- What to do:
Word for word, reproduce the listing that follows, excluding any pictures it contains.

(Beginning of Extracted records)

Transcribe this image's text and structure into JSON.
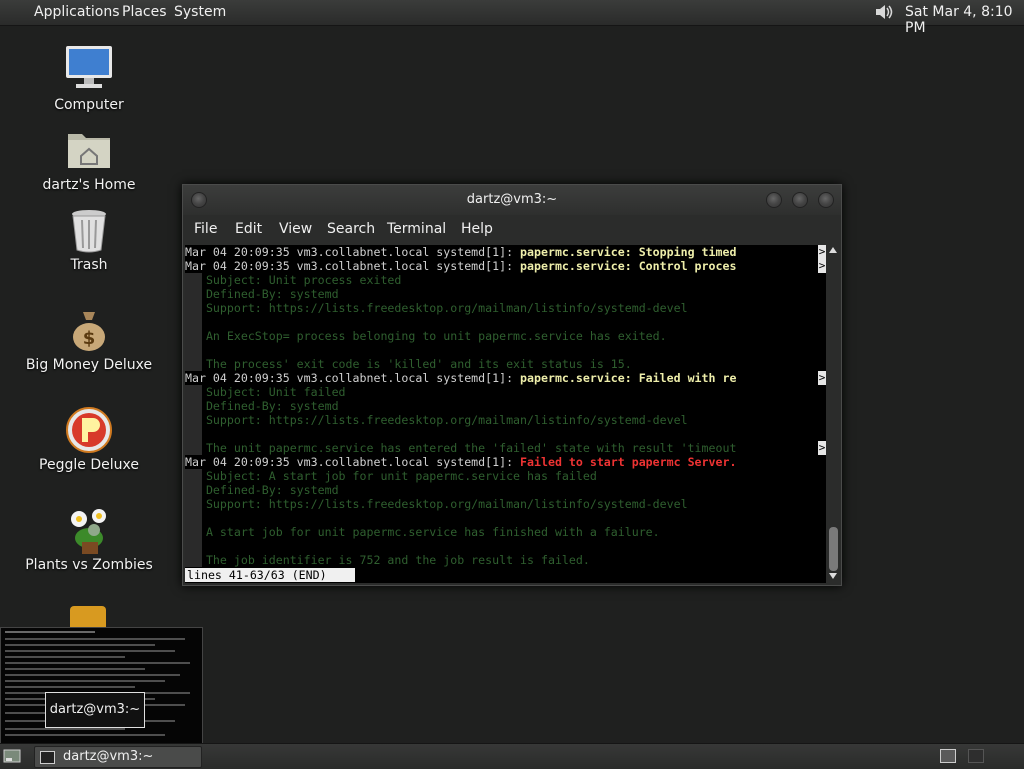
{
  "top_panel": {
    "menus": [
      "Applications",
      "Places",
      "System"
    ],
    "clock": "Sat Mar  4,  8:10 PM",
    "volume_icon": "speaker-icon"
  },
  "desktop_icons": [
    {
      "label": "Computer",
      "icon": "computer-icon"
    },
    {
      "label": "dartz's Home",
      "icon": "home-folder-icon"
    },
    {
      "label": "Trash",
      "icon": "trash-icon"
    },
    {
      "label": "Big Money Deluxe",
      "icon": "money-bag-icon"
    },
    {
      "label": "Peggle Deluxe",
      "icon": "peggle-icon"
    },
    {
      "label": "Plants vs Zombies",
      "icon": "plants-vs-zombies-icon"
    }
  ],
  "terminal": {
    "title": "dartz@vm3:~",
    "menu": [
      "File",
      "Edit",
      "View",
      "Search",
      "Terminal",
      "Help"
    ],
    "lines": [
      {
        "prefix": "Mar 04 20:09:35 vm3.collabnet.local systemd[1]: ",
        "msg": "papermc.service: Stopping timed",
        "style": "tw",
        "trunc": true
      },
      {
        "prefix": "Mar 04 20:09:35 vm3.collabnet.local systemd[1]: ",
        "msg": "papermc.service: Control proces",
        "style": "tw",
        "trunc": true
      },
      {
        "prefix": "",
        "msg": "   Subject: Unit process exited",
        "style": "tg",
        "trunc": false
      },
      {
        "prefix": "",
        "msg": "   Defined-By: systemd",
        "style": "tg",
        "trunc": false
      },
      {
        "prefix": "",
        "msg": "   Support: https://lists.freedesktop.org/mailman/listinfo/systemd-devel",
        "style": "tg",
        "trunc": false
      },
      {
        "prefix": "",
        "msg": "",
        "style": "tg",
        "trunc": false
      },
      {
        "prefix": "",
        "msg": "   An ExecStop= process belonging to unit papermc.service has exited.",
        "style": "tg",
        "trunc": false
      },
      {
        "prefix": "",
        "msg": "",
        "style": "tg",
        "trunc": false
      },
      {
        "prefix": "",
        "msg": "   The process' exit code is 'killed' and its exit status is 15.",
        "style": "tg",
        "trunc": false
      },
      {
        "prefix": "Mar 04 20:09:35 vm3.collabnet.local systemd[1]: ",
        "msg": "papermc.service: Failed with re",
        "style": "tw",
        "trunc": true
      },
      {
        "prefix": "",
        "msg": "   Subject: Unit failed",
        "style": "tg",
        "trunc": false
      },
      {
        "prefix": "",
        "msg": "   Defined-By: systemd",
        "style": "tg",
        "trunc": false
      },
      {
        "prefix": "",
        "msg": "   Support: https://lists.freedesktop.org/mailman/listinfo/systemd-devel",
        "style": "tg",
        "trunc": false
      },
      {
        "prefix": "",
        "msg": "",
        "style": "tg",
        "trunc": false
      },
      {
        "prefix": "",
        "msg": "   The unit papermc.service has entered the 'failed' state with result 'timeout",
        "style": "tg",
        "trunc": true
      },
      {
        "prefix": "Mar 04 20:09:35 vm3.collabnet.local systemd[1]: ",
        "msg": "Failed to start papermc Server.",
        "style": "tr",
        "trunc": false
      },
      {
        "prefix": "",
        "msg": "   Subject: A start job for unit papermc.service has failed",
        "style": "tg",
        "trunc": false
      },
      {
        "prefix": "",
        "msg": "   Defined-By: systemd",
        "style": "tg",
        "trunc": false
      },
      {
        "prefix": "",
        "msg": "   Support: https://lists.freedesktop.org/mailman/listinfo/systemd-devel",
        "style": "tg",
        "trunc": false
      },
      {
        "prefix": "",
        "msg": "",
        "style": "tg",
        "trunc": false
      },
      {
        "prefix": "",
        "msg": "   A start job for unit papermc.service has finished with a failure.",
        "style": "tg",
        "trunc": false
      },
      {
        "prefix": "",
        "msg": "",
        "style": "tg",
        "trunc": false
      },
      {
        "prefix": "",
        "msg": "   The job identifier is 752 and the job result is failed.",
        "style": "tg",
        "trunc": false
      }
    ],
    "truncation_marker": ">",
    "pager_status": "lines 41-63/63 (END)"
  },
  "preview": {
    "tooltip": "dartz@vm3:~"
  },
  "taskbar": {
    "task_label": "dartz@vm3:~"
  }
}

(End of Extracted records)

- Answer box:
Transcribe this image's text and structure into JSON.
{
  "top_panel": {
    "menus": [
      "Applications",
      "Places",
      "System"
    ],
    "clock": "Sat Mar  4,  8:10 PM",
    "volume_icon": "speaker-icon"
  },
  "desktop_icons": [
    {
      "label": "Computer",
      "icon": "computer-icon"
    },
    {
      "label": "dartz's Home",
      "icon": "home-folder-icon"
    },
    {
      "label": "Trash",
      "icon": "trash-icon"
    },
    {
      "label": "Big Money Deluxe",
      "icon": "money-bag-icon"
    },
    {
      "label": "Peggle Deluxe",
      "icon": "peggle-icon"
    },
    {
      "label": "Plants vs Zombies",
      "icon": "plants-vs-zombies-icon"
    }
  ],
  "terminal": {
    "title": "dartz@vm3:~",
    "menu": [
      "File",
      "Edit",
      "View",
      "Search",
      "Terminal",
      "Help"
    ],
    "lines": [
      {
        "prefix": "Mar 04 20:09:35 vm3.collabnet.local systemd[1]: ",
        "msg": "papermc.service: Stopping timed",
        "style": "tw",
        "trunc": true
      },
      {
        "prefix": "Mar 04 20:09:35 vm3.collabnet.local systemd[1]: ",
        "msg": "papermc.service: Control proces",
        "style": "tw",
        "trunc": true
      },
      {
        "prefix": "",
        "msg": "   Subject: Unit process exited",
        "style": "tg",
        "trunc": false
      },
      {
        "prefix": "",
        "msg": "   Defined-By: systemd",
        "style": "tg",
        "trunc": false
      },
      {
        "prefix": "",
        "msg": "   Support: https://lists.freedesktop.org/mailman/listinfo/systemd-devel",
        "style": "tg",
        "trunc": false
      },
      {
        "prefix": "",
        "msg": "",
        "style": "tg",
        "trunc": false
      },
      {
        "prefix": "",
        "msg": "   An ExecStop= process belonging to unit papermc.service has exited.",
        "style": "tg",
        "trunc": false
      },
      {
        "prefix": "",
        "msg": "",
        "style": "tg",
        "trunc": false
      },
      {
        "prefix": "",
        "msg": "   The process' exit code is 'killed' and its exit status is 15.",
        "style": "tg",
        "trunc": false
      },
      {
        "prefix": "Mar 04 20:09:35 vm3.collabnet.local systemd[1]: ",
        "msg": "papermc.service: Failed with re",
        "style": "tw",
        "trunc": true
      },
      {
        "prefix": "",
        "msg": "   Subject: Unit failed",
        "style": "tg",
        "trunc": false
      },
      {
        "prefix": "",
        "msg": "   Defined-By: systemd",
        "style": "tg",
        "trunc": false
      },
      {
        "prefix": "",
        "msg": "   Support: https://lists.freedesktop.org/mailman/listinfo/systemd-devel",
        "style": "tg",
        "trunc": false
      },
      {
        "prefix": "",
        "msg": "",
        "style": "tg",
        "trunc": false
      },
      {
        "prefix": "",
        "msg": "   The unit papermc.service has entered the 'failed' state with result 'timeout",
        "style": "tg",
        "trunc": true
      },
      {
        "prefix": "Mar 04 20:09:35 vm3.collabnet.local systemd[1]: ",
        "msg": "Failed to start papermc Server.",
        "style": "tr",
        "trunc": false
      },
      {
        "prefix": "",
        "msg": "   Subject: A start job for unit papermc.service has failed",
        "style": "tg",
        "trunc": false
      },
      {
        "prefix": "",
        "msg": "   Defined-By: systemd",
        "style": "tg",
        "trunc": false
      },
      {
        "prefix": "",
        "msg": "   Support: https://lists.freedesktop.org/mailman/listinfo/systemd-devel",
        "style": "tg",
        "trunc": false
      },
      {
        "prefix": "",
        "msg": "",
        "style": "tg",
        "trunc": false
      },
      {
        "prefix": "",
        "msg": "   A start job for unit papermc.service has finished with a failure.",
        "style": "tg",
        "trunc": false
      },
      {
        "prefix": "",
        "msg": "",
        "style": "tg",
        "trunc": false
      },
      {
        "prefix": "",
        "msg": "   The job identifier is 752 and the job result is failed.",
        "style": "tg",
        "trunc": false
      }
    ],
    "truncation_marker": ">",
    "pager_status": "lines 41-63/63 (END)"
  },
  "preview": {
    "tooltip": "dartz@vm3:~"
  },
  "taskbar": {
    "task_label": "dartz@vm3:~"
  }
}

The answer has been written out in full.